Atomic Bill: A Journalist's Dangerous Ambition in the Shadow of the Bomb (Hardcover)
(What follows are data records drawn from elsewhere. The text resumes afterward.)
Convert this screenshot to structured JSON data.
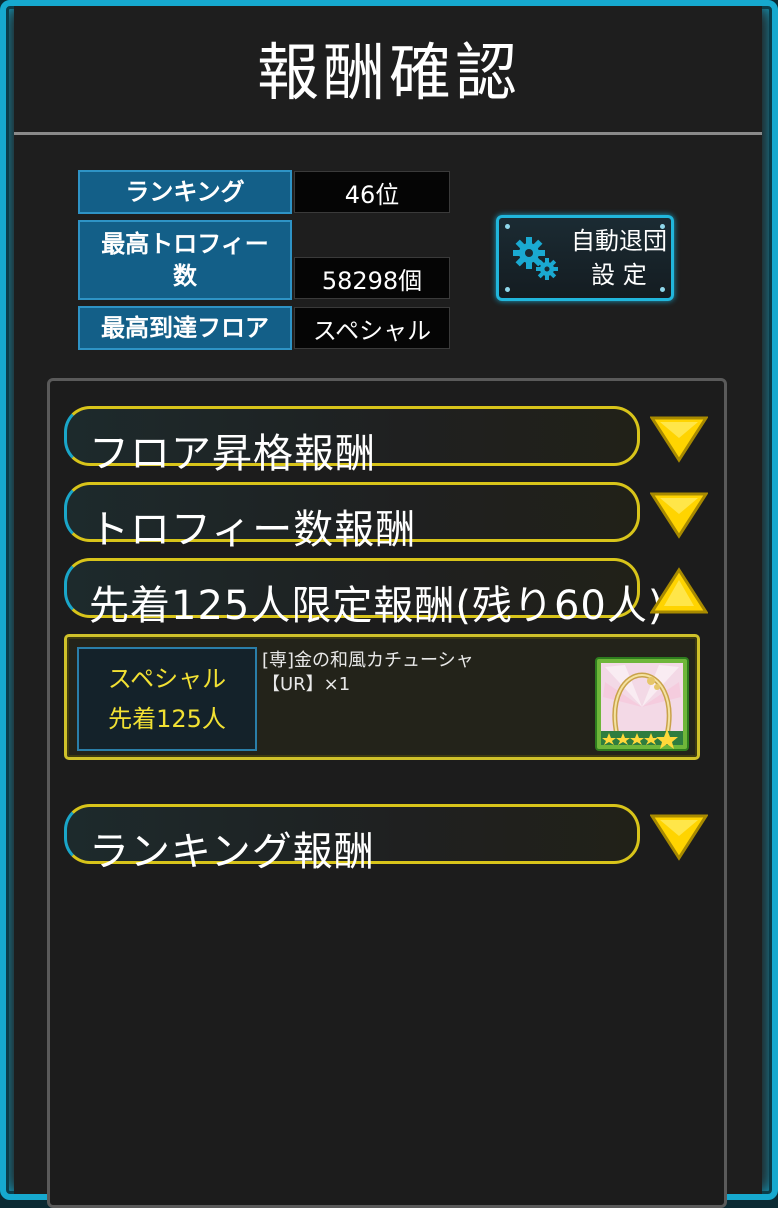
{
  "title": "報酬確認",
  "stats": [
    {
      "label": "ランキング",
      "value": "46位"
    },
    {
      "label": "最高トロフィー数",
      "value": "58298個"
    },
    {
      "label": "最高到達フロア",
      "value": "スペシャル"
    }
  ],
  "auto_leave_button": {
    "line1": "自動退団",
    "line2": "設 定"
  },
  "sections": {
    "floor_promotion": {
      "label": "フロア昇格報酬",
      "state": "collapsed"
    },
    "trophy_count": {
      "label": "トロフィー数報酬",
      "state": "collapsed"
    },
    "first_come": {
      "label": "先着125人限定報酬(残り60人)",
      "state": "expanded"
    },
    "ranking": {
      "label": "ランキング報酬",
      "state": "collapsed"
    }
  },
  "reward": {
    "tag_line1": "スペシャル",
    "tag_line2": "先着125人",
    "item_name": "[専]金の和風カチューシャ",
    "item_detail": "【UR】×1"
  },
  "colors": {
    "frame": "#16a9cf",
    "label_bg": "#135f88",
    "accent_yellow": "#f2e133",
    "arrow": "#ffd400"
  },
  "icons": [
    "gear-icon",
    "chevron-down-icon",
    "chevron-up-icon",
    "headband-item-icon"
  ]
}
In Atomic Bill, Vincent Kiernan examines the fraught career of New York Times science journalist, William L. Laurence and shows his professional and personal lives to be a cautionary tale of dangerous proximity to power. Laurence was fascinated with atomic science and its militarization. When the Manhattan Project drew near to perfecting the atomic bomb, he was recruited to write much of the government's press materials that were distributed on the day that Hiroshima was obliterated. That instantly crowned Laurence as one of the leading journalistic experts on the atomic bomb. As the Cold War dawned, some assessed Laurence as a propagandist defending the militarization of atomic energy. For others, he was a skilled science communicator who provided the public with a deep understanding of the atomic bomb. Laurence leveraged his perch at the Times to engage in paid speechmaking, book writing, filmmaking, and radio broadcasting. His work for the Times declined in quality even as his relationships with people in power grew closer and more lucrative. Atomic Bill reveals extraordinary ethical lapses by Laurence such as a cheating scandal at Harvard University and plagiarizing from press releases about atomic bomb tests in the Pacific. In 1963 a conflict of interest related to the 1964 World's Fair in New York City led to his forced retirement from the Times. Kiernan shows Laurence to have set the trend, common among today's journalists of science and technology, to prioritize gee-whiz coverage of discoveries. That approach, in which Laurence served the interests of governmental official and scientists, recommends a full revision of our understanding of the dawn of the atomic era.